Season 2, Episode 27,   Nov 18, 2021, 04:09 PM

We chat with Kabir Shahani about his lessons as a serial entrepreneur, his tips for business success and the importance of deciding what kind of founder you want to be.

Our guest in this 20th interview with a unicorn start-up leader is Amperity CEO and co-founder Kabir Shahani

Amperity was born out of a poor customer experience he had with Alaska Airlines. At the time, Shahani and the company's other co-founder, Derek Slager, decided to create a platform to help consumer brands get a single, actionable view of their customers. Five years later, Amperity has become a unicorn with a $1 billion valuation. 

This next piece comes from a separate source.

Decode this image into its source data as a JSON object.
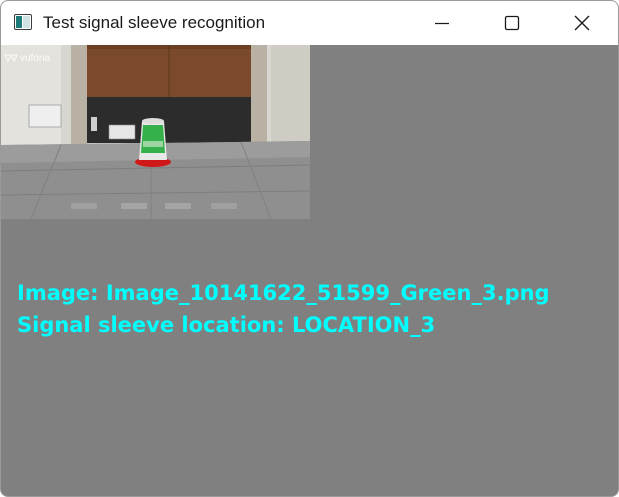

In this episode, Shahani explains how that milestone has helped give them staying power credibility, attract talent and anchor on who they want to be and the kind of organisation they're trying to build. According to him, data is imperfect and will get messier and harder to wrangle so getting a single, actionable view should be a commodity for enterprises. Furthermore, Shahani points out that the pandemic has accelerated two trends: the push to digital customer relationships and the recognition that if you don't have a first party digital customer relationship with your consumer, then you will be obsolete as a brand, and the recognition that loyal customers move the needle. 

Shahani confesses that during his career he has learned that the boldness of ambition and focusing on building a great team are the keys to success as an entrepreneur. According to him, it is impossible to have a point of view on everything, the hardest part of running a business is finding the balance between what to manage and what to delegate to the team and recruiting leaders who then have the autonomy to take charge of their roles and create the system so that everything runs smoothly. 

Finally, here are Shahani's three pieces of advice for those who want to succeed in business: be incredibly self-aware of your strengths and weaknesses, seek feedback and mentorship aggressively - or as his friend Seahawk's QB Russell Wilson puts it 'You don't have to be sick to get better' -, and putting in the work. 

The interview, as usual, was co-hosted with Russell Goldsmith of the csuite podcast

We have distilled the most valuable, actionable insights from our first 15 interviews with leaders of unicorn companies and bottled them in our book ‘Growing without borders: The unicorn CEO guide to communication and culture’. You can download it here.